In a joint effort with Kia Motors, Hyundai Motors is developing solar roofs and bodies for its EVs, hybrids and ICE vehicles to provide additional charging capacity. Depending on solar irradiation levels, the technology could provide 30-60% battery charge per day, the manufacturer says.
Sydney Water’s Bondi sewage pumping station will soon be storing solar energy through the use of 30 kWh of sodium-ion batteries, a cheaper alternative to the traditional lithium-ion batteries.
The Australian Renewable Energy Agency announced it was partnering with Monash University and software provider Indra Australia to trial a microgrid on Monash’s Clayton campus in Melbourne. The microgrid will cover 100% of the campuses’ electricity needs with renewable energy.
The Chinese-Canadian module manufacturer says its P4-based BiHiKu panel, for large commercial and utility-scale solar projects, is able to provide up to 30 per cent additional output from the rear side.
Researchers at Western Australia’s Curtin University have developed a low-cost and environmentally friendly method to capture solar power and produce clean fuels such as hydrogen.

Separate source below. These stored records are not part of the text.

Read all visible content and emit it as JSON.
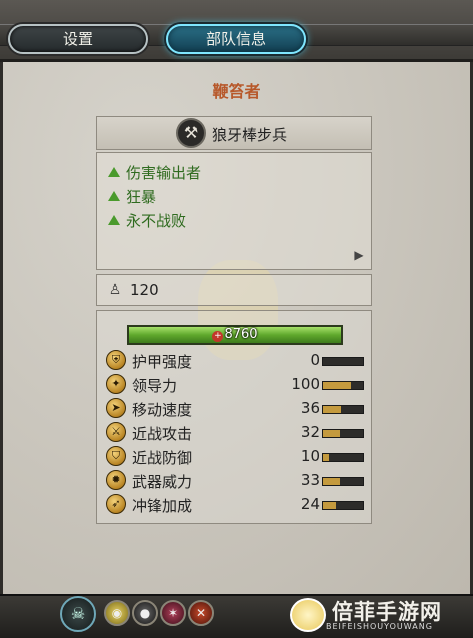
{
  "tabs": [
    {
      "label": "设置",
      "active": false
    },
    {
      "label": "部队信息",
      "active": true
    }
  ],
  "unit": {
    "category": "鞭笞者",
    "name": "狼牙棒步兵",
    "icon": "crossed-hammers-icon"
  },
  "traits": [
    "伤害输出者",
    "狂暴",
    "永不战败"
  ],
  "men": {
    "icon": "soldier-icon",
    "count": "120"
  },
  "health": {
    "value": "8760",
    "fill": 1.0
  },
  "stats": [
    {
      "label": "护甲强度",
      "value": "0",
      "fill": 0.0,
      "icon": "armor-icon"
    },
    {
      "label": "领导力",
      "value": "100",
      "fill": 0.7,
      "icon": "leadership-icon"
    },
    {
      "label": "移动速度",
      "value": "36",
      "fill": 0.45,
      "icon": "speed-icon"
    },
    {
      "label": "近战攻击",
      "value": "32",
      "fill": 0.42,
      "icon": "melee-attack-icon"
    },
    {
      "label": "近战防御",
      "value": "10",
      "fill": 0.15,
      "icon": "melee-defence-icon"
    },
    {
      "label": "武器威力",
      "value": "33",
      "fill": 0.42,
      "icon": "weapon-strength-icon"
    },
    {
      "label": "冲锋加成",
      "value": "24",
      "fill": 0.32,
      "icon": "charge-bonus-icon"
    }
  ],
  "watermark": {
    "text": "倍菲手游网",
    "sub": "BEIFEISHOUYOUWANG"
  },
  "colors": {
    "trait": "#2f6b1f",
    "title": "#b7582a",
    "health": "#5fa82c",
    "stat_fill": "#c49a3e"
  }
}
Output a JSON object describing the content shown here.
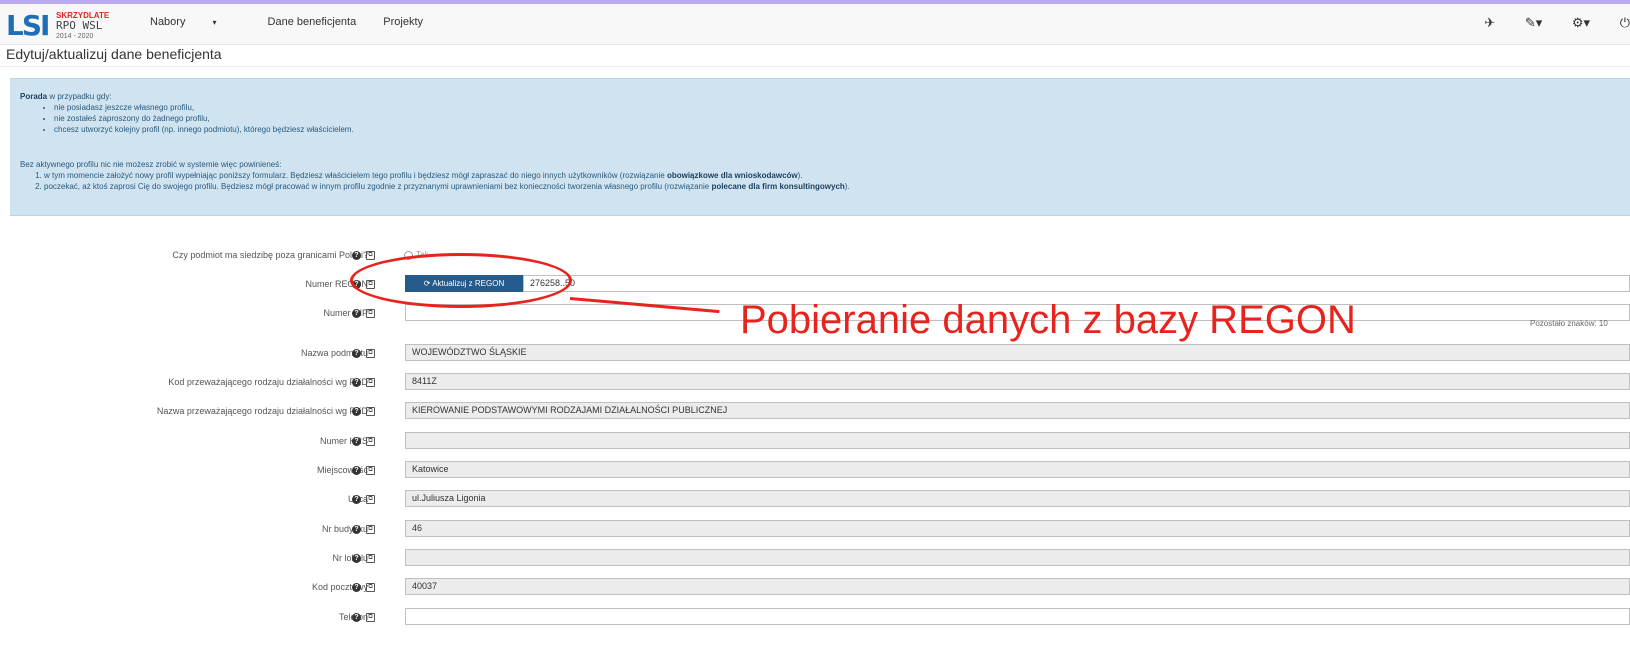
{
  "brand": {
    "logo_text": "LSI",
    "tag": "SKRZYDLATE",
    "rpo": "RPO WSL",
    "years": "2014 - 2020"
  },
  "nav": {
    "items": [
      {
        "label": "Nabory",
        "caret": "▾"
      },
      {
        "label": "Dane beneficjenta"
      },
      {
        "label": "Projekty"
      }
    ],
    "icons": [
      "help-icon",
      "wrench-icon",
      "gear-icon",
      "power-icon"
    ],
    "icon_glyphs": [
      "✈",
      "✎▾",
      "⚙▾",
      "⏻"
    ]
  },
  "page": {
    "title": "Edytuj/aktualizuj dane beneficjenta"
  },
  "alert": {
    "intro_bold": "Porada",
    "intro_rest": " w przypadku gdy:",
    "bullets": [
      "nie posiadasz jeszcze własnego profilu,",
      "nie zostałeś zaproszony do żadnego profilu,",
      "chcesz utworzyć kolejny profil (np. innego podmiotu), którego będziesz właścicielem."
    ],
    "para2": "Bez aktywnego profilu nic nie możesz zrobić w systemie więc powinieneś:",
    "steps": [
      {
        "text": "w tym momencie założyć nowy profil wypełniając poniższy formularz. Będziesz właścicielem tego profilu i będziesz mógł zapraszać do niego innych użytkowników (rozwiązanie ",
        "bold": "obowiązkowe dla wnioskodawców",
        "end": ")."
      },
      {
        "text": "poczekać, aż ktoś zaprosi Cię do swojego profilu. Będziesz mógł pracować w innym profilu zgodnie z przyznanymi uprawnieniami bez konieczności tworzenia własnego profilu (rozwiązanie ",
        "bold": "polecane dla firm konsultingowych",
        "end": ")."
      }
    ]
  },
  "form": {
    "foreign": {
      "label": "Czy podmiot ma siedzibę poza granicami Polski?",
      "option": "Tak"
    },
    "regon": {
      "label": "Numer REGON",
      "button": "⟳ Aktualizuj z REGON",
      "value": "276258..50"
    },
    "nip": {
      "label": "Numer NIP",
      "value": "",
      "side": "Pozostało znaków: 10"
    },
    "name": {
      "label": "Nazwa podmiotu",
      "value": "WOJEWÓDZTWO ŚLĄSKIE"
    },
    "pkd_code": {
      "label": "Kod przeważającego rodzaju działalności wg PKD",
      "value": "8411Z"
    },
    "pkd_name": {
      "label": "Nazwa przeważającego rodzaju działalności wg PKD",
      "value": "KIEROWANIE PODSTAWOWYMI RODZAJAMI DZIAŁALNOŚCI PUBLICZNEJ"
    },
    "krs": {
      "label": "Numer KRS",
      "value": ""
    },
    "city": {
      "label": "Miejscowość",
      "value": "Katowice"
    },
    "street": {
      "label": "Ulica",
      "value": "ul.Juliusza Ligonia"
    },
    "building": {
      "label": "Nr budynku",
      "value": "46"
    },
    "apartment": {
      "label": "Nr lokalu",
      "value": ""
    },
    "postal": {
      "label": "Kod pocztowy",
      "value": "40037"
    },
    "phone": {
      "label": "Telefon",
      "value": ""
    }
  },
  "annotation": {
    "text": "Pobieranie danych z bazy REGON",
    "color": "#e8231d"
  }
}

Four years ago a viral campaign wooed the world with a promise of fighting climate change and jump-starting the economy by replacing tarmac on the world’s roads with solar panels. The bold idea has undergone some road testing since then. The first results from preliminary studies have recently come out, and they’re a bit underwhelming.
The Australian Renewable Energy Agency (ARENA) has offered funding to nine Australian universities and research organizations to propel innovation in green hydrogen export.
Australia’s first commercial installation of printed solar cells, made using specialised semiconducting inks and printed using a conventional reel-to-reel printer, has been installed on a factory roof in Newcastle.
The cookie settings on this website are set to "allow cookies" to give you the best browsing experience possible. If you continue to use this website without changing your cookie settings or you click "Accept" below then you are consenting to this.